§ **Work required**
Every line containing the string "الختام" is to be copied from the records.
════════
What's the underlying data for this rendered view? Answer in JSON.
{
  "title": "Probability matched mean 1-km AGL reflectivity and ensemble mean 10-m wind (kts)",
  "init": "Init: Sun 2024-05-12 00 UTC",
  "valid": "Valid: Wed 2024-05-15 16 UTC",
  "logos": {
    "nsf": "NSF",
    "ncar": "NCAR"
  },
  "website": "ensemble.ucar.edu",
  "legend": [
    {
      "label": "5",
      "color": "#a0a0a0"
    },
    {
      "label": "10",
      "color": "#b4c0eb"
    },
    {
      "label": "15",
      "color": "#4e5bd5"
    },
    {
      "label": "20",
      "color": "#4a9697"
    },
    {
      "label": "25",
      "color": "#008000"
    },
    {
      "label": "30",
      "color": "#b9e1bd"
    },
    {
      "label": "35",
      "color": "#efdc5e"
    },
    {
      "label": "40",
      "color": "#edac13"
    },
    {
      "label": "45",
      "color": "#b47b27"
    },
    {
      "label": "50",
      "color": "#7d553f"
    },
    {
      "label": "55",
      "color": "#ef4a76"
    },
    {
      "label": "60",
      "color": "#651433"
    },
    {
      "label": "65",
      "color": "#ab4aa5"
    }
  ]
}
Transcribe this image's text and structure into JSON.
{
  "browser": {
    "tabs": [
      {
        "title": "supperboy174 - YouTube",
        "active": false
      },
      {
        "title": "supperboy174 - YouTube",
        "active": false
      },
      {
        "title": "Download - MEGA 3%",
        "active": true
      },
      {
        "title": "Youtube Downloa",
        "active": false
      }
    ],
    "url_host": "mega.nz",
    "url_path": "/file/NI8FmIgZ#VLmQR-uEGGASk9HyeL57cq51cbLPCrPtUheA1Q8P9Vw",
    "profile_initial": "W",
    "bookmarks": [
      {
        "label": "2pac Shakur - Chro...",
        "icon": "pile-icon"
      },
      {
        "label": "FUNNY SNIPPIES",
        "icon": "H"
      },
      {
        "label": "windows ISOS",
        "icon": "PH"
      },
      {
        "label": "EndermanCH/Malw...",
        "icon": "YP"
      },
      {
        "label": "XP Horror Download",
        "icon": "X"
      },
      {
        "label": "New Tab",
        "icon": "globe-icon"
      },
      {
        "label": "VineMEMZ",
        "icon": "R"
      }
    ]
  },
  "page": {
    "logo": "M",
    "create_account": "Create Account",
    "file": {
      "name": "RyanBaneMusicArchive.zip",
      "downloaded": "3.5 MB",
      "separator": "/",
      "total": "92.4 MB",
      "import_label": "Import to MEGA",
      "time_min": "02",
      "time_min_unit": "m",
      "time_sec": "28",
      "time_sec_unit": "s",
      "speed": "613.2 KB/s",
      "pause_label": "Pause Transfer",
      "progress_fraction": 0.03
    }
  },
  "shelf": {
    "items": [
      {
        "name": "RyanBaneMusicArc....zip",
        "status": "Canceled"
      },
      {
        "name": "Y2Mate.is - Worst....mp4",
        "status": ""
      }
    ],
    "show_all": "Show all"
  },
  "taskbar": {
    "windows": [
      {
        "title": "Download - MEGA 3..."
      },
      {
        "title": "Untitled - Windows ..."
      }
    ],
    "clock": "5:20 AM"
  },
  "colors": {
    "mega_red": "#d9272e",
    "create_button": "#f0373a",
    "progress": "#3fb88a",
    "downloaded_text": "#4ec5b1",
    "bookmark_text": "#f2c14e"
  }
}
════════
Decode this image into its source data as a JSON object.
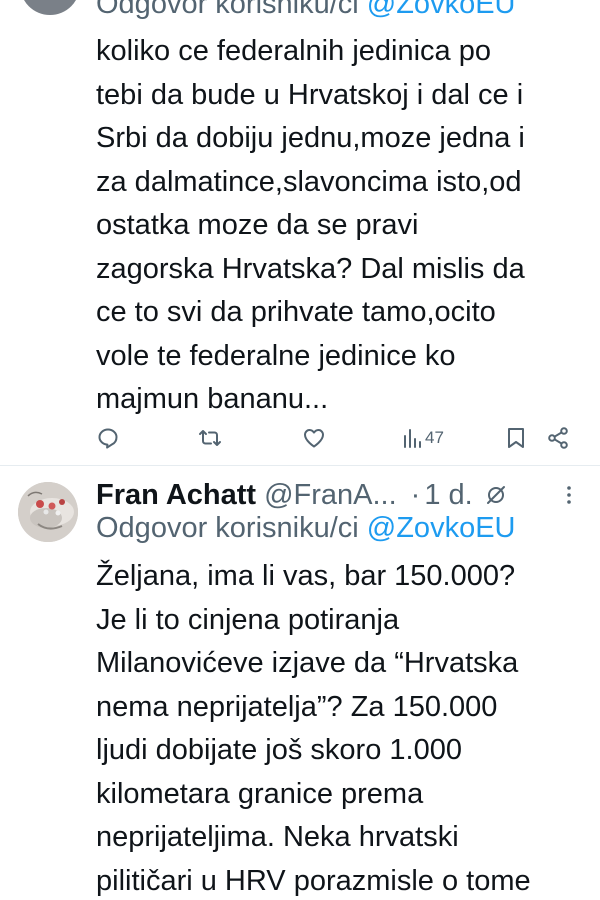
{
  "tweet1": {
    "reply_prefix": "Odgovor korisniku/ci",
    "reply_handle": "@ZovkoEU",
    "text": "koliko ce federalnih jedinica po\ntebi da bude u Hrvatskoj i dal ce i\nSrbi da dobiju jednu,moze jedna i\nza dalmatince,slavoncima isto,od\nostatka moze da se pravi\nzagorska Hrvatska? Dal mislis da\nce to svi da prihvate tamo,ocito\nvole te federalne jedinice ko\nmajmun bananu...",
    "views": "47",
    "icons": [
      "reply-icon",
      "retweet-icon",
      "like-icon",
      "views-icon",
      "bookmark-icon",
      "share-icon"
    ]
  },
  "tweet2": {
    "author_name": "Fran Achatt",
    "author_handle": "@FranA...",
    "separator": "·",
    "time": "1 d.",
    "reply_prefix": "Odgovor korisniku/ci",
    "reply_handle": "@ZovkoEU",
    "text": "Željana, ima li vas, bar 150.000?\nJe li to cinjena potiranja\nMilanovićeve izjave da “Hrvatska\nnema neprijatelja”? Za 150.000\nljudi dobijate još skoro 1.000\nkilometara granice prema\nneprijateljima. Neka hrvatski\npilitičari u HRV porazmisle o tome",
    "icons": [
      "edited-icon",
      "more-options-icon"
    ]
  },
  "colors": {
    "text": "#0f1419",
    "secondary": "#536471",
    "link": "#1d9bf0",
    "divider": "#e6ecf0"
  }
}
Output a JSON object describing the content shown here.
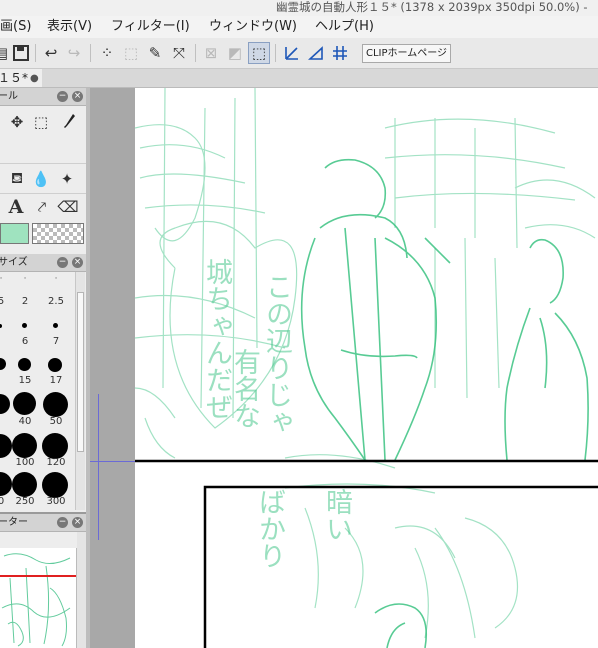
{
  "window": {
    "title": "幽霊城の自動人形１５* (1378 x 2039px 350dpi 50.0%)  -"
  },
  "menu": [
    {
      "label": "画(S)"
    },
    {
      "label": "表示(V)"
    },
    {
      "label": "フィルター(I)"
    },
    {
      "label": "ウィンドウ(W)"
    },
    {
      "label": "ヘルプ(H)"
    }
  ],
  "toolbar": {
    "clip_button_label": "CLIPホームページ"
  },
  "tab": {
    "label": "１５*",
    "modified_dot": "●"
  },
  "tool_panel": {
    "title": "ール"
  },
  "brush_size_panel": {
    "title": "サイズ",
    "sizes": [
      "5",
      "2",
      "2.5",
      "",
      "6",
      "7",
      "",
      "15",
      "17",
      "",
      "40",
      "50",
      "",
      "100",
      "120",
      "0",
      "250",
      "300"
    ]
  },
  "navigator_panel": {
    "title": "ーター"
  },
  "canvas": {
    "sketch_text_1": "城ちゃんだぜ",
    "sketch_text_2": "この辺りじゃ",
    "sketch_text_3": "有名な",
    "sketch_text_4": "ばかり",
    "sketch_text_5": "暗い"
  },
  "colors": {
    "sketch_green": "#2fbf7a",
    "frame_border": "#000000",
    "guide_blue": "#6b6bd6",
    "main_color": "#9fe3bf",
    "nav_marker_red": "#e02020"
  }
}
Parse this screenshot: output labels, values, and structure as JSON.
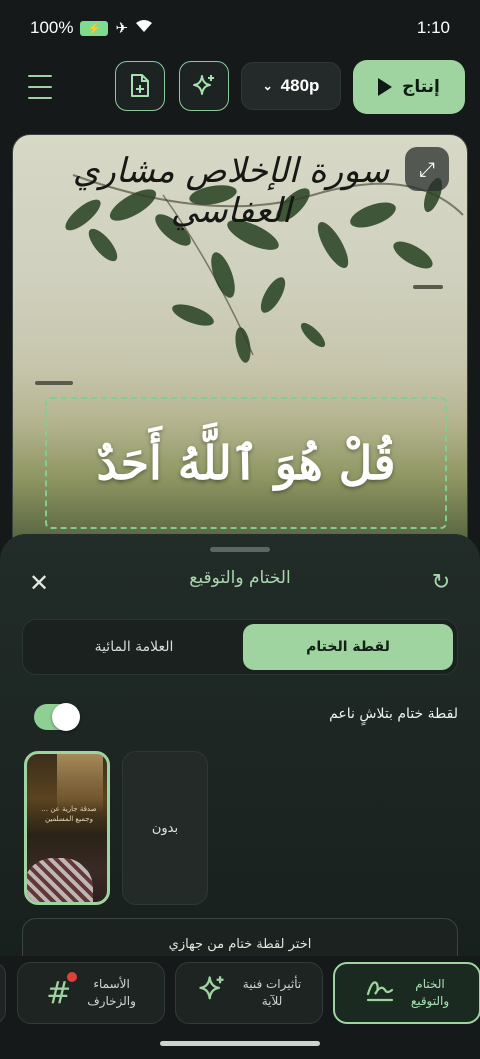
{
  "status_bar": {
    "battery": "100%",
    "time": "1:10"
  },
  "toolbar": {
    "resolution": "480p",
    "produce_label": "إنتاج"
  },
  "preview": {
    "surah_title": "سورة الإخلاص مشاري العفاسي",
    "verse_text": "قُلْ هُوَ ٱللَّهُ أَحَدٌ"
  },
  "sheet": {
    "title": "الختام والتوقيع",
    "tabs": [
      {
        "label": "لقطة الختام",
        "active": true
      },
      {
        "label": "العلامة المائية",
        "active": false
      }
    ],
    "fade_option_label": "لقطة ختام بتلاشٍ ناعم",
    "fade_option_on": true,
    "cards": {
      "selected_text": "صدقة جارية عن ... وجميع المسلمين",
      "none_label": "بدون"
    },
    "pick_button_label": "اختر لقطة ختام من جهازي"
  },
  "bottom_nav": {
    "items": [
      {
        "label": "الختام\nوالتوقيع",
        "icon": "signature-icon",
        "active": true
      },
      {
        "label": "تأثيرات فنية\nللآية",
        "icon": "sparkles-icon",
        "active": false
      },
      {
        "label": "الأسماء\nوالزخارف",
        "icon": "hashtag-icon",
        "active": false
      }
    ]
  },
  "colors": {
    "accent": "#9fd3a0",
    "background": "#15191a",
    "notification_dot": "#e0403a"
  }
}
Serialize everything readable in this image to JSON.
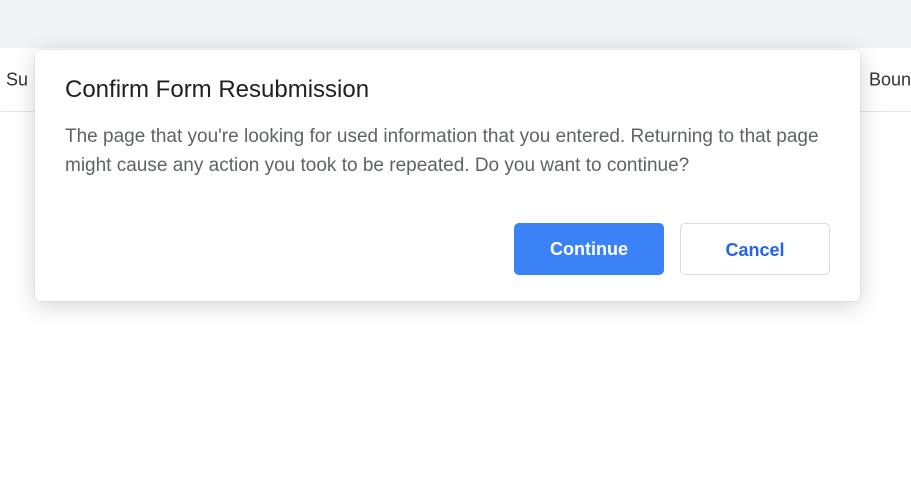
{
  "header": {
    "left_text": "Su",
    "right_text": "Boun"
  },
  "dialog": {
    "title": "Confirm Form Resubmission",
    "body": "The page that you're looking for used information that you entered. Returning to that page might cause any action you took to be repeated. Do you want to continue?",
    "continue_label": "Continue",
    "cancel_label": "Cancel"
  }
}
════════
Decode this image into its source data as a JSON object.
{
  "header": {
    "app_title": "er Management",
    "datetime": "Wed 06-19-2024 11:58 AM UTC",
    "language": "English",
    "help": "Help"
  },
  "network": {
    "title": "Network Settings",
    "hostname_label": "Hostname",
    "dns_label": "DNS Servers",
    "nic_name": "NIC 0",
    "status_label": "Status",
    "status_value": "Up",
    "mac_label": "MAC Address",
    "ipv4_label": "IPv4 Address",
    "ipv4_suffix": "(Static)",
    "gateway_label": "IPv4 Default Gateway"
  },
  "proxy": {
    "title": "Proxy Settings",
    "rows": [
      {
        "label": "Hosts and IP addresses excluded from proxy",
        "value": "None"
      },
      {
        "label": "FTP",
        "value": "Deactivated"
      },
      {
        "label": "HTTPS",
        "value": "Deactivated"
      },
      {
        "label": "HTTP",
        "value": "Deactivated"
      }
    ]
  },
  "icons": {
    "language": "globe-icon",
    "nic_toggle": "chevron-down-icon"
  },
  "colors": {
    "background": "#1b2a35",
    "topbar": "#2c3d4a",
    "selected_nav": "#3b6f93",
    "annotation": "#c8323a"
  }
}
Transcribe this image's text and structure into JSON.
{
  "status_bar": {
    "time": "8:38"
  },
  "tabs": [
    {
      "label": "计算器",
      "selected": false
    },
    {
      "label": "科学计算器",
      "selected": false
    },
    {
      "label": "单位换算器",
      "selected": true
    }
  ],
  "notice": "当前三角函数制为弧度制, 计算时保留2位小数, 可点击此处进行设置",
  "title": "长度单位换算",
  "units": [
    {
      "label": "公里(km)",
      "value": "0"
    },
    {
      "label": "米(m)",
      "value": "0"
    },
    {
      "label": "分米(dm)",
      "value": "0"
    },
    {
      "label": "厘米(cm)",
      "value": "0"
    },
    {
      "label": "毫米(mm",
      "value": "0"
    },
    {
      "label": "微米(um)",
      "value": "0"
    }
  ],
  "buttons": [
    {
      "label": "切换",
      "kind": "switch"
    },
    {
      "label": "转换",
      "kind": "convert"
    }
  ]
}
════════
§ **Output for this exercise**
    "title": "الختام والتوقيع",
        "label": "لقطة الختام",
        "label": "الختام\nوالتوقيع",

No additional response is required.